Title

Genetic diversity and connectivity in a brooding reef coral at the limit of its distribution

Document Type

Article

Publication details

Noreen, AME, Harrison, PL & Van Oppen, MJH 2009, 'Genetic diversity and connectivity in a brooding reef coral at the limit of its distribution', Proceedings of the Royal Society, vol. 276, no. 1675.

Published version available from:

http://dx.doi.org/10.1098/rspb.2009.1050

Peer Reviewed

Peer-Reviewed

Abstract

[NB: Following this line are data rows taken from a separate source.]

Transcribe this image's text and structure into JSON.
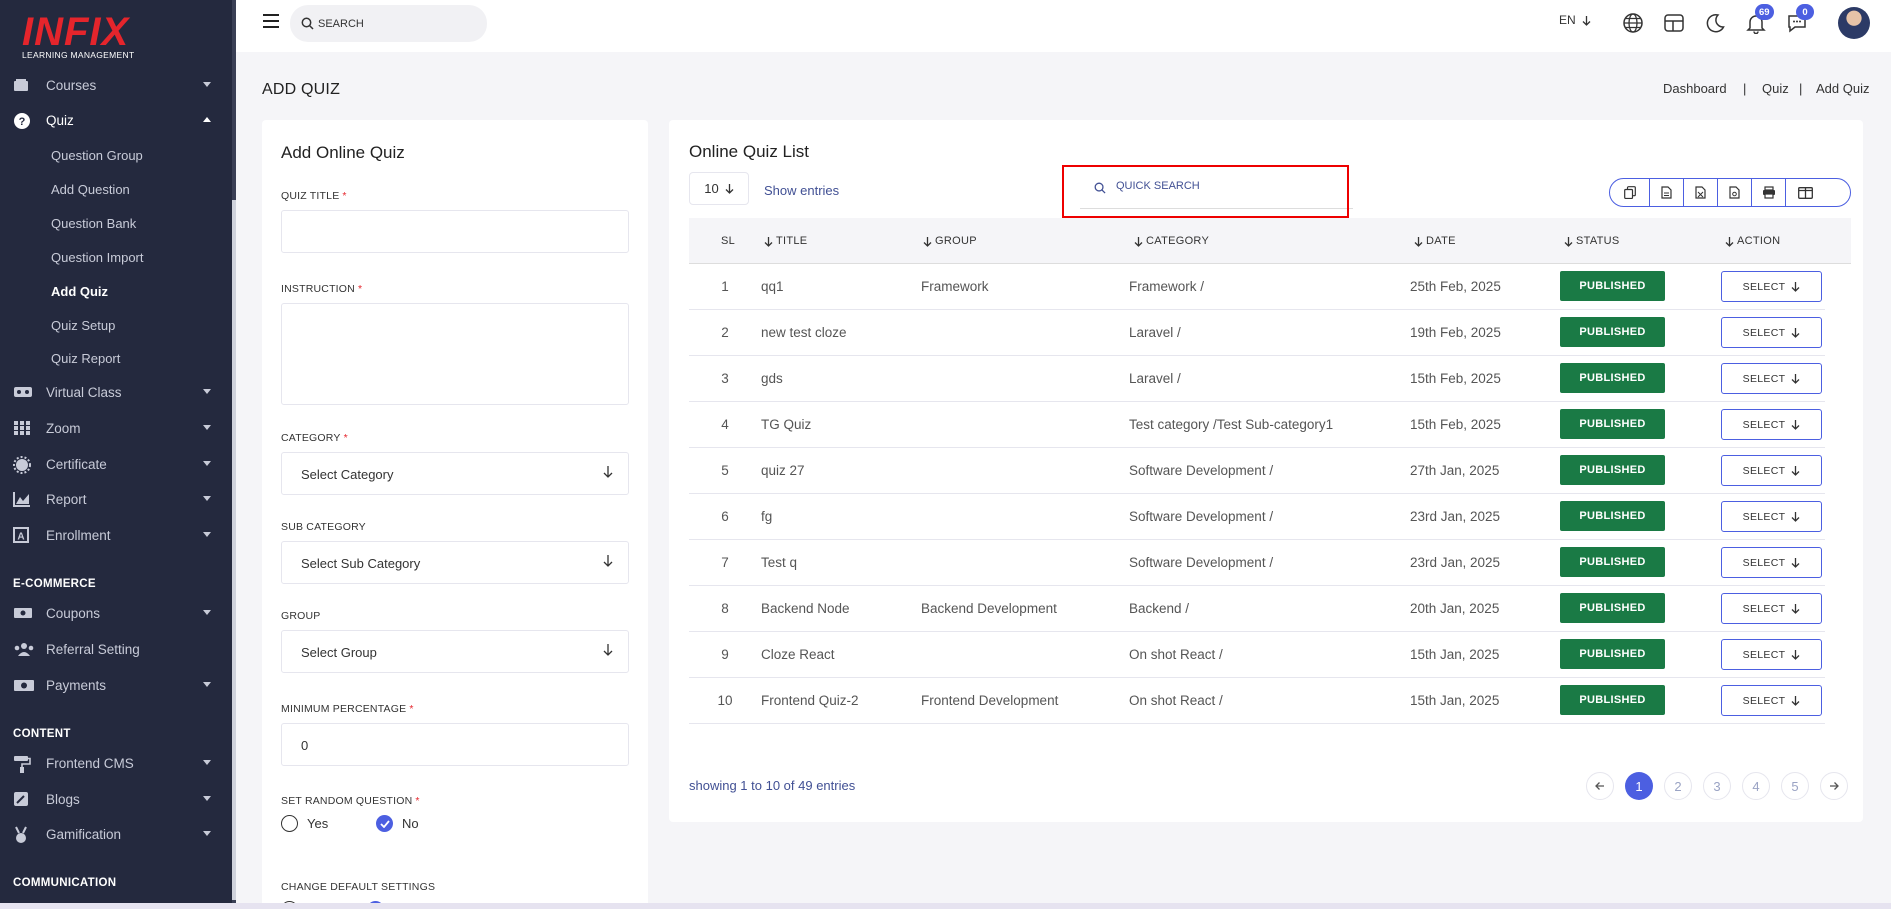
{
  "app": {
    "logo_main": "INFIX",
    "logo_sub": "LEARNING MANAGEMENT"
  },
  "colors": {
    "sidebar_bg": "#24293e",
    "accent": "#4c5fe1",
    "published": "#1a7a45",
    "logo_red": "#e5252c",
    "highlight": "#ee0000"
  },
  "sidebar": {
    "items": [
      {
        "label": "Courses",
        "icon": "courses-icon"
      },
      {
        "label": "Quiz",
        "icon": "quiz-icon",
        "expanded": true
      },
      {
        "label": "Virtual Class",
        "icon": "virtual-class-icon"
      },
      {
        "label": "Zoom",
        "icon": "zoom-icon"
      },
      {
        "label": "Certificate",
        "icon": "certificate-icon"
      },
      {
        "label": "Report",
        "icon": "report-icon"
      },
      {
        "label": "Enrollment",
        "icon": "enrollment-icon"
      },
      {
        "label": "Coupons",
        "icon": "coupons-icon"
      },
      {
        "label": "Referral Setting",
        "icon": "referral-icon"
      },
      {
        "label": "Payments",
        "icon": "payments-icon"
      },
      {
        "label": "Frontend CMS",
        "icon": "frontend-cms-icon"
      },
      {
        "label": "Blogs",
        "icon": "blogs-icon"
      },
      {
        "label": "Gamification",
        "icon": "gamification-icon"
      }
    ],
    "quiz_sub": [
      "Question Group",
      "Add Question",
      "Question Bank",
      "Question Import",
      "Add Quiz",
      "Quiz Setup",
      "Quiz Report"
    ],
    "active_sub": "Add Quiz",
    "sections": {
      "ecommerce": "E-COMMERCE",
      "content": "CONTENT",
      "communication": "COMMUNICATION"
    }
  },
  "header": {
    "search_placeholder": "SEARCH",
    "language": "EN",
    "notifications_count": "69",
    "messages_count": "0"
  },
  "page": {
    "title": "ADD QUIZ",
    "breadcrumb": [
      "Dashboard",
      "Quiz",
      "Add Quiz"
    ],
    "breadcrumb_sep": "|"
  },
  "form": {
    "title": "Add Online Quiz",
    "quiz_title_label": "QUIZ TITLE",
    "instruction_label": "INSTRUCTION",
    "category_label": "CATEGORY",
    "category_value": "Select Category",
    "subcategory_label": "SUB CATEGORY",
    "subcategory_value": "Select Sub Category",
    "group_label": "GROUP",
    "group_value": "Select Group",
    "min_percentage_label": "MINIMUM PERCENTAGE",
    "min_percentage_value": "0",
    "random_label": "SET RANDOM QUESTION",
    "random_yes": "Yes",
    "random_no": "No",
    "random_selected": "No",
    "change_default_label": "CHANGE DEFAULT SETTINGS",
    "required_mark": "*"
  },
  "list": {
    "title": "Online Quiz List",
    "page_length": "10",
    "show_entries": "Show entries",
    "quick_search_placeholder": "QUICK SEARCH",
    "tool_icons": [
      "copy-icon",
      "csv-icon",
      "excel-icon",
      "pdf-icon",
      "print-icon",
      "columns-icon"
    ],
    "columns": [
      "SL",
      "TITLE",
      "GROUP",
      "CATEGORY",
      "DATE",
      "STATUS",
      "ACTION"
    ],
    "rows": [
      {
        "sl": "1",
        "title": "qq1",
        "group": "Framework",
        "category": "Framework /",
        "date": "25th Feb, 2025",
        "status": "PUBLISHED",
        "action": "SELECT"
      },
      {
        "sl": "2",
        "title": "new test cloze",
        "group": "",
        "category": "Laravel /",
        "date": "19th Feb, 2025",
        "status": "PUBLISHED",
        "action": "SELECT"
      },
      {
        "sl": "3",
        "title": "gds",
        "group": "",
        "category": "Laravel /",
        "date": "15th Feb, 2025",
        "status": "PUBLISHED",
        "action": "SELECT"
      },
      {
        "sl": "4",
        "title": "TG Quiz",
        "group": "",
        "category": "Test category /Test Sub-category1",
        "date": "15th Feb, 2025",
        "status": "PUBLISHED",
        "action": "SELECT"
      },
      {
        "sl": "5",
        "title": "quiz 27",
        "group": "",
        "category": "Software Development /",
        "date": "27th Jan, 2025",
        "status": "PUBLISHED",
        "action": "SELECT"
      },
      {
        "sl": "6",
        "title": "fg",
        "group": "",
        "category": "Software Development /",
        "date": "23rd Jan, 2025",
        "status": "PUBLISHED",
        "action": "SELECT"
      },
      {
        "sl": "7",
        "title": "Test q",
        "group": "",
        "category": "Software Development /",
        "date": "23rd Jan, 2025",
        "status": "PUBLISHED",
        "action": "SELECT"
      },
      {
        "sl": "8",
        "title": "Backend Node",
        "group": "Backend Development",
        "category": "Backend /",
        "date": "20th Jan, 2025",
        "status": "PUBLISHED",
        "action": "SELECT"
      },
      {
        "sl": "9",
        "title": "Cloze React",
        "group": "",
        "category": "On shot React /",
        "date": "15th Jan, 2025",
        "status": "PUBLISHED",
        "action": "SELECT"
      },
      {
        "sl": "10",
        "title": "Frontend Quiz-2",
        "group": "Frontend Development",
        "category": "On shot React /",
        "date": "15th Jan, 2025",
        "status": "PUBLISHED",
        "action": "SELECT"
      }
    ],
    "info": "showing 1 to 10 of 49 entries",
    "pages": [
      "1",
      "2",
      "3",
      "4",
      "5"
    ],
    "current_page": "1"
  }
}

Remote populations are predicted to be vulnerable owing to their isolation from potential source reefs, and usually low population size and associated increased extinction risk. We investigated genetic diversity, population subdivision and connectivity in the brooding reef coral Seriatopora hystrix at the limits of its Eastern Australian (EA) distribution and three sites in the southern Great Barrier Reef (GBR). Over the approximately 1270 km survey range, high levels of population subdivision were detected (global FST = 0.224), with the greatest range in pairwise FST values observed among the three southernmost locations: Lord Howe Island, Elizabeth Reef and Middleton Reef. Flinders Reef, located between the GBR and the more southerly offshore reefs, was highly isolated and showed the signature of a recent bottleneck. High pairwise FST values and the presence of multiple genetic clusters indicate that EA subtropical coral populations have been historically isolated from each other and the GBR. One putative first-generation migrant was detected from the GBR into the EA subtropics. Occasional long-distance dispersal is supported by changes in species composition at these high-latitude reefs and the occurrence of new species records over the past three decades. While subtropical populations exhibited significantly lower allelic richness than their GBR counterparts, genetic diversity was still moderately high. Furthermore, subtropical populations were not inbred and had a considerable number of private alleles. The results suggest that these high-latitude S. hystrix populations are supplemented by infrequent long-distance migrants from the GBR and may have adequate population sizes to maintain viability and resist severe losses of genetic diversity.